Aside from the French royal court, George’s proposals were initially well received by the king of Poland and some German princes. However, the multilateral treaty, which proposed a new order in Europe, was simply not fitted for the systems in place during the late Middle Ages.
Despite the failure of his peace project the Bohemian king would continue to attempt to improve relations abroad and put an end to the rumours that Bohemia was a land of evil heretics. For this purpose, he sent out a sort of Bohemian ‘chivalric expedition’ across Europe, which it was hoped would impress Europe’s courts. The journey of this group of 40 men was described by one of its members, Václav Šašek of Biřkov, and would later serve as literary inspiration to the famous Czech 19 century writer and historian Alois Jirasek.
Attempts at gaining favour among Bohemia’s neighbours failed however and following his excommunication by the pope, a crusade was called against George. Matthias Corvinus, the ruler of Hungary, Bohemia’s neighbour to the south, seized on this opportunity and launched a military campaign against George in 1468. Initially successful, Matthias’ forces were later defeated by the Bohemian’s and the Hungarian king was captured. He swore that he would help George reach a peace agreement with the pope. However, that same year, he allowed the Moravian Catholic nobles to proclaim him king of Bohemia.
At this point, George seems only to have been in control of the core Czech lands in his kingdom. It had become clear to him that he would not be able to establish a lasting dynasty.
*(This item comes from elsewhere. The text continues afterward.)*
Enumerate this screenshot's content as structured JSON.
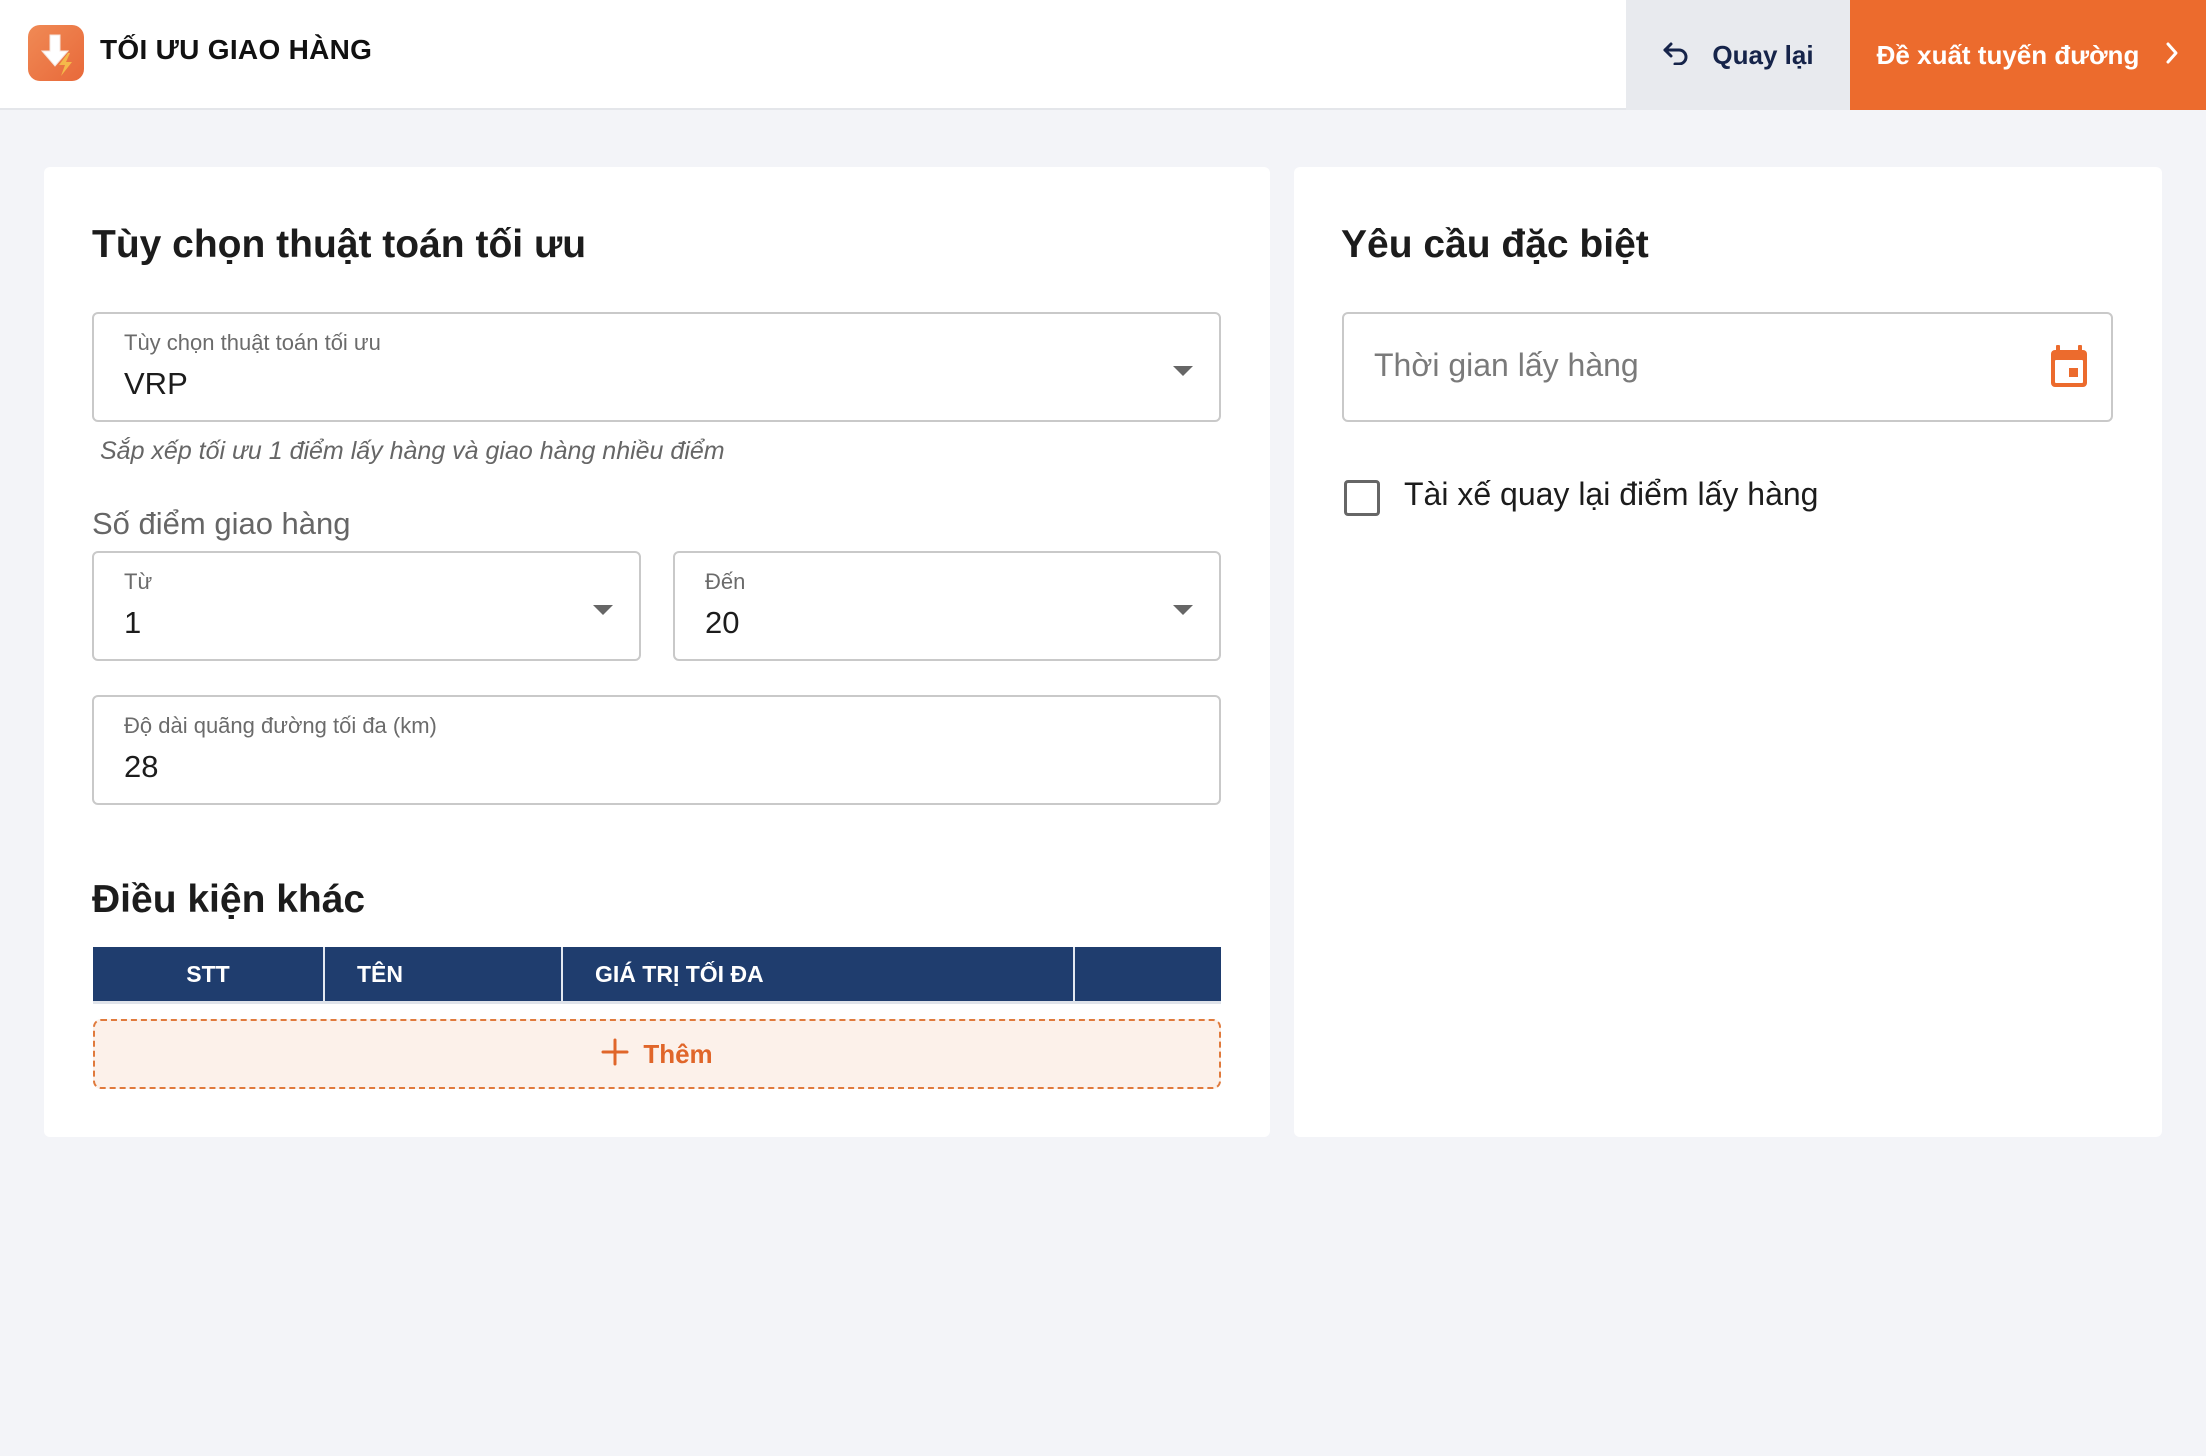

He would instead end up offering the crown to the neighbouring Jagiellon dynasty which ruled in Poland, says Dr Zylinská.
“He was a realist. He could see that it was not possible. Although he had sons none of them were born while he was king, so he had to consider how things would develop.
“When he was considering the options it was clear that he was not going to accept Matthias, because he had led the crusade. Austria led by Emperor Frederick III of Habsburg was also not a favoured choice. The choice of Poland was logical. The Hussites had already been in negotiations with the ruling dynasty there when Sigismund of Luxemburg died and they had invited Jagilleos to rule in Bohemia. Therefore, once he signed peace with Poland in the 1460s George began negotiating with them and they ended up taking the throne.”
Due to a bad liver, George suffered from obesity and dropsy for much of his life. His condition led him to die suddenly on March 22, 1471. His death was followed by conflict between Matthias of Hungary and the Jagilleos for the Czech throne. In the end, the polish dynasty prevailed, but would rule the kingdom for just over half a century, their last King of Bohemia Louis killed by the forces George had tried to unite Europe against - the Ottoman Turks.
Although unable to forge a new European order, nor a dynasty of his own, George of Poděbrady is seen by most Czechs favourably. Dr Zylinská explains why she believes his rule was largely an accomplished one.
“It was a major success for him that, as a member of the aristocracy and not of a royal house, he was able to become king. Furthermore, despite the fact that he was a Utraquist, he was accepted by foreign rulers. He was seen as an excellent diplomat and was invited as an arbiter in disputes within the Holy Roman Empire. George was even considered for the role of a sort of anti-king in Germany, because the then King of Germany and Holy Roman Emperor Frederick III was seen as inactive.
“I think his rule was also successful for the country itself, because the Hussite Wars and subsequent developments posed a real threat to the unity of the Bohemian kingdom that Charles IV had created. Only Bohemia and partly Moravia were Hussite, the other lands of the crown remained Catholic, so that could easily have happened. George managed to tie these lands back to the crown and establish largely peaceful relations with the kingdom’s neighbours, so I would consider that a success.”